Many of these photos were taken during the 1940’s, while Kubrick was employed as a photographer for Look Magazine (a gig he landed while still a student at City College New York). It was while working for Look that Kubrick began associating with the film programs at the Museum of Modern Art, a connection which eventually launched Kubrick into a career in his life-long interest of film. (via everyday-i-show)
Photographs of abandoned toy factories are haunting. Taken by various photographers around the world, we see what’s happened after production has stopped and employees stop showing up to work. Some places are left in mid-production, while others have been ransacked by graffiti. In other places, they were defeated by nature.
Illustrating a range of factory conditions, the most unnerving photos are ones that depict these places as ghost towns. They feature cracked doll heads, broken doll arms, and soiled teddy bears. There is an air of mystery about them, and beg the question of, “what happened?” Why did they suddenly pick and leave?
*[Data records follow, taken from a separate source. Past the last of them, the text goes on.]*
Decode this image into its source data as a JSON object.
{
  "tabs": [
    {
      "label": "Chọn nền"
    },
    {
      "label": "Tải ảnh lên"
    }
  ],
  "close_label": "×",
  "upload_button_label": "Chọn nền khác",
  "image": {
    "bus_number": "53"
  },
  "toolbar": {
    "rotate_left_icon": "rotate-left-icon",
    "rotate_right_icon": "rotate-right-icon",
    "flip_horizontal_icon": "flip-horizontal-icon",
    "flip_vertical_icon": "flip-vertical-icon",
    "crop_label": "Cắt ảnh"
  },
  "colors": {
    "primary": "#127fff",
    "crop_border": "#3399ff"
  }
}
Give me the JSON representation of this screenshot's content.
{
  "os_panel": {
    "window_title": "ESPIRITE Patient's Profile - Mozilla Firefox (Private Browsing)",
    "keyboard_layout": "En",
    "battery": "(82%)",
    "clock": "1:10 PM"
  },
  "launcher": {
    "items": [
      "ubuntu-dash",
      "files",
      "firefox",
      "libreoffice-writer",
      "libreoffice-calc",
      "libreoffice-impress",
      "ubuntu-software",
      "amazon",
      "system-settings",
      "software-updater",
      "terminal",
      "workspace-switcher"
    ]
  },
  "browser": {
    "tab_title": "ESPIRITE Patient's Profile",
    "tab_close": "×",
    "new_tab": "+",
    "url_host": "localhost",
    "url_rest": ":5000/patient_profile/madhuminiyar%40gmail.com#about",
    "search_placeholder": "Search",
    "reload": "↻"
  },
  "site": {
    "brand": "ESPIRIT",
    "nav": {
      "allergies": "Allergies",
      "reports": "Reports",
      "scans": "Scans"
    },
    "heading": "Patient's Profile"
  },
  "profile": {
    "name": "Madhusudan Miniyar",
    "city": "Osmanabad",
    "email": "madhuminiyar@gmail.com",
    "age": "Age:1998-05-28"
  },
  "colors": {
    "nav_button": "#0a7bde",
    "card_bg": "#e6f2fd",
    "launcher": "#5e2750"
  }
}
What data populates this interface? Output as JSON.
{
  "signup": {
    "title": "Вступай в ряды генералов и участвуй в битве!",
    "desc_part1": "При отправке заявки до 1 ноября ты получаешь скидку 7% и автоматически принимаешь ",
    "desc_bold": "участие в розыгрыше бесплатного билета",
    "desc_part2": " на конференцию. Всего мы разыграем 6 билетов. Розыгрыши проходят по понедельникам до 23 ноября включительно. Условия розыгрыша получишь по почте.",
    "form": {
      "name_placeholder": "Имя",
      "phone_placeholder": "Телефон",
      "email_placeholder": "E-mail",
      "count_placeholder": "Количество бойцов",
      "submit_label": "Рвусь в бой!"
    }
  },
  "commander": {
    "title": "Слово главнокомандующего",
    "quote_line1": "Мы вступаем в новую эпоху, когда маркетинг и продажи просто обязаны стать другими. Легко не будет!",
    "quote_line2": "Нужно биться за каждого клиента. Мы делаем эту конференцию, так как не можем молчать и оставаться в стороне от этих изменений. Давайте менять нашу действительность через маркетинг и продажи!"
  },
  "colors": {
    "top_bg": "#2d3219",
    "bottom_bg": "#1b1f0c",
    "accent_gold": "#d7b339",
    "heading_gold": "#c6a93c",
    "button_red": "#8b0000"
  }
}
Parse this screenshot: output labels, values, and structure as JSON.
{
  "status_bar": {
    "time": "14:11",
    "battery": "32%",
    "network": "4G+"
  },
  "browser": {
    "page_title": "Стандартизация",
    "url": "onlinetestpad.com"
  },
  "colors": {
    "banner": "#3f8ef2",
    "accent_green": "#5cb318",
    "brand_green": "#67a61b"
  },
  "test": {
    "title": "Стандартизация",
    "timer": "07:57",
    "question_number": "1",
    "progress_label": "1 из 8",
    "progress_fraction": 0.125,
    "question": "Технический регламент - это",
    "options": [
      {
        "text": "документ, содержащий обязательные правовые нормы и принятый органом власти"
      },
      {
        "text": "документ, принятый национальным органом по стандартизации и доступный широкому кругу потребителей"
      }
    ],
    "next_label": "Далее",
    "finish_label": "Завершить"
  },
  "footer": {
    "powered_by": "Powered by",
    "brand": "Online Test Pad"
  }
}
What makes these photographs unnerving is the juxtaposition of toys and abandonment. We think of things like dolls and bears as being innocent. They signify childhood, a time in our lives that shouldn’t be so dark. Instead, we see toys having to face harsh realities of time, wind, snow, and more. Nothing depicts this better than the Isla de las Munecas, or the Island of the Dolls (above). While actually a floating garden, this space of land is occupied by several hundred dolls that have severed heads, limbless bodies and with empty eye-sockets. It was originally conceived as a memorial for a girl that was drowned in a canal, but has since fallen in disrepair. (Via io9)